SHOULD BE THE No. 1 PICK BECAUSE … In a world where each of the consensus top five prospects max out, Kuminga is a good bet to appear in more All-Star games than anyone else. He’s got very similar measurables to Cade Cunningham but comes with an extra top gear or two. He’s also 13 months younger than Cunningham and there are a lot of teams that lean heavily into draft age when extrapolating future impact. Kuminga requires the most projection of the top five, but the potential outcome is a player who at age 25 generates the most value for his franchise.
ON THE OTHER HAND … Betting on Kuminga reaching his potential would be an easier call in a draft without the star quality apparent in prospects like Cunningham, Jalen Green, Jalen Suggs and Evan Mobley. And not that the presence of Sekou Doumbouya, a similar prospect with similar development challenges blocking his path to stardom, should be a disqualifier in consideration of Kumgina, but it’s perhaps a legitimate tiebreaker.
SHOULD BE THE No. 1 PICK BECAUSE … If it’s a question of the total package – offense, defense, athleticism, character, leadership traits – then Suggs is pretty hard to ignore.
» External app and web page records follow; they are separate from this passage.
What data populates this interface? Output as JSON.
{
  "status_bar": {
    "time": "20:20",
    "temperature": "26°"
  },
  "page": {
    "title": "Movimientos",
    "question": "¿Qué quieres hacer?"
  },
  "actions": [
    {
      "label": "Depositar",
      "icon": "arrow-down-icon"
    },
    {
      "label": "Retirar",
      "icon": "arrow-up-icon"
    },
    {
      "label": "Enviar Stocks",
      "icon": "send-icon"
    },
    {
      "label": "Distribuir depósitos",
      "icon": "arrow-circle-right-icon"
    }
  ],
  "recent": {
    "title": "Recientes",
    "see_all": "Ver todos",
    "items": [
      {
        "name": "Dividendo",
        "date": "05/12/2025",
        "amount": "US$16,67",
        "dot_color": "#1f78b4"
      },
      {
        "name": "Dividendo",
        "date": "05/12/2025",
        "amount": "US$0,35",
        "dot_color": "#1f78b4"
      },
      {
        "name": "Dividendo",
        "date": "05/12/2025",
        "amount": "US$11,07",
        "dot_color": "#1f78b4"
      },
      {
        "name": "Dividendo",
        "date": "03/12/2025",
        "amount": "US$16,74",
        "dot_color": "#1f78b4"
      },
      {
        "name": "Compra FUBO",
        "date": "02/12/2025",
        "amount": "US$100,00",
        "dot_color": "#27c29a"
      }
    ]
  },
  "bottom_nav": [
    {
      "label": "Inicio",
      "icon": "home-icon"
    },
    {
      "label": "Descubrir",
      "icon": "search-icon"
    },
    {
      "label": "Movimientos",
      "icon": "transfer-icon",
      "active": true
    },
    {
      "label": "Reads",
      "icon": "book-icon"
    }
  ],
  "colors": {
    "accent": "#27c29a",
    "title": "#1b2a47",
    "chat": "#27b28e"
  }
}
His two-sport dominance as a Minnesota prep, where he led both the football and basketball teams to state titles and was named both Mr. Basketball and Mr. Football, is a testament to Suggs’ winning DNA. In another age, maybe some would see overlap with Killian Hayes but in today’s NBA having the ability to pair two guards as adept at playing off the ball as on it – and with the size to facilitate the manipulation of matchups to their team’s advantage at either end – seems more an argument in favor than against.
ON THE OTHER HAND … The 3-point shot has become such a defining tool for players and the fact Suggs comes in as an average shooter – he hit 34 percent from the college line – diminishes the likelihood he’ll have enough offensive impact to warrant the top pick. There are also legitimate questions if Suggs has enough distributing instincts or vision to be a high-level point guard as much as a combo guard.
SHOULD BE THE No.1 PICK BECAUSE … If a 6-foot-8 playmaker is unique and invaluable, what does that make a 7-foot playmaker? Mobley’s ceiling is preposterously high as someone with elite shot-blocking and rim-protection potential combined with his ability to be a one-man fast break and serve as a pick-and-roll facilitator. The Pistons see Isaiah Stewart as a player who can pound opponents inside with his physicality but also step outside and hit shots when the matchup warrants as much. A fully realized Stewart next to a fully realized Mobley would be bonkers.
ON THE OTHER HAND … The 215 pounds is cause for concern – especially if there’s reasonable doubt about how much Mobley’s lean frame can accommodate even as he physically matures and benefits from NBA-level weight-training sophistication. Mobley’s ability to play on the perimeter is a wonderment for a 7-footer, but if he’s relegated to playing almost exclusively on the perimeter because a lack of strength forces him away from the paint then his ceiling is lowered by a few levels. Also warranting debate are the many stretches of Southern Cal games where Mobley seemed content to blend in rather than assert himself in step with his superior talent level.